• **ENTRIES SUPPLIED**:
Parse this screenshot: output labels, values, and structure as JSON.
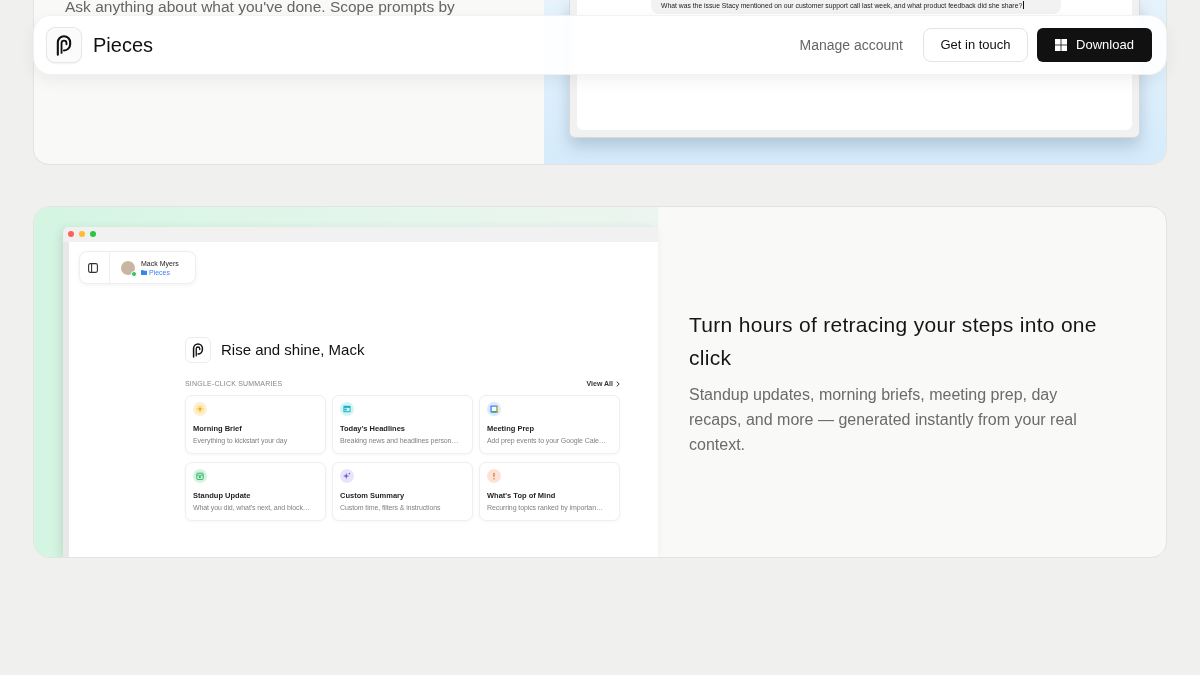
{
  "navbar": {
    "brand": "Pieces",
    "actions": [
      {
        "kind": "link",
        "label": "Manage account"
      },
      {
        "kind": "outline",
        "label": "Get in touch"
      },
      {
        "kind": "download",
        "label": "Download"
      }
    ]
  },
  "features": [
    {
      "kind": "prompt",
      "text": "Ask anything about what you've done. Scope prompts by",
      "preview": {
        "prompt": "What was the issue Stacy mentioned on our customer support call last week, and what product feedback did she share?"
      }
    },
    {
      "kind": "summaries",
      "title": "Turn hours of retracing your steps into one click",
      "text": "Standup updates, morning briefs, meeting prep, day recaps, and more — generated instantly from your real context.",
      "preview": {
        "user": {
          "name": "Mack Myers",
          "workspace": "Pieces"
        },
        "greeting": "Rise and shine, Mack",
        "section_label": "SINGLE-CLICK SUMMARIES",
        "view_all": "View All",
        "summaries": [
          {
            "kind": "sun",
            "title": "Morning Brief",
            "subtitle": "Everything to kickstart your day"
          },
          {
            "kind": "window",
            "title": "Today's Headlines",
            "subtitle": "Breaking news and headlines person…"
          },
          {
            "kind": "schedule",
            "title": "Meeting Prep",
            "subtitle": "Add prep events to your Google Cale…"
          },
          {
            "kind": "calendar",
            "title": "Standup Update",
            "subtitle": "What you did, what's next, and block…"
          },
          {
            "kind": "sparkle",
            "title": "Custom Summary",
            "subtitle": "Custom time, filters & instructions"
          },
          {
            "kind": "alert",
            "title": "What's Top of Mind",
            "subtitle": "Recurring topics ranked by importan…"
          }
        ]
      }
    }
  ]
}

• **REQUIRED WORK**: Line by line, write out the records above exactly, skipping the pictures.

• **REPLY TO THE TASK**:
Parse this screenshot: output labels, values, and structure as JSON.
{
  "navbar": {
    "brand": "Pieces",
    "actions": [
      {
        "kind": "link",
        "label": "Manage account"
      },
      {
        "kind": "outline",
        "label": "Get in touch"
      },
      {
        "kind": "download",
        "label": "Download"
      }
    ]
  },
  "features": [
    {
      "kind": "prompt",
      "text": "Ask anything about what you've done. Scope prompts by",
      "preview": {
        "prompt": "What was the issue Stacy mentioned on our customer support call last week, and what product feedback did she share?"
      }
    },
    {
      "kind": "summaries",
      "title": "Turn hours of retracing your steps into one click",
      "text": "Standup updates, morning briefs, meeting prep, day recaps, and more — generated instantly from your real context.",
      "preview": {
        "user": {
          "name": "Mack Myers",
          "workspace": "Pieces"
        },
        "greeting": "Rise and shine, Mack",
        "section_label": "SINGLE-CLICK SUMMARIES",
        "view_all": "View All",
        "summaries": [
          {
            "kind": "sun",
            "title": "Morning Brief",
            "subtitle": "Everything to kickstart your day"
          },
          {
            "kind": "window",
            "title": "Today's Headlines",
            "subtitle": "Breaking news and headlines person…"
          },
          {
            "kind": "schedule",
            "title": "Meeting Prep",
            "subtitle": "Add prep events to your Google Cale…"
          },
          {
            "kind": "calendar",
            "title": "Standup Update",
            "subtitle": "What you did, what's next, and block…"
          },
          {
            "kind": "sparkle",
            "title": "Custom Summary",
            "subtitle": "Custom time, filters & instructions"
          },
          {
            "kind": "alert",
            "title": "What's Top of Mind",
            "subtitle": "Recurring topics ranked by importan…"
          }
        ]
      }
    }
  ]
}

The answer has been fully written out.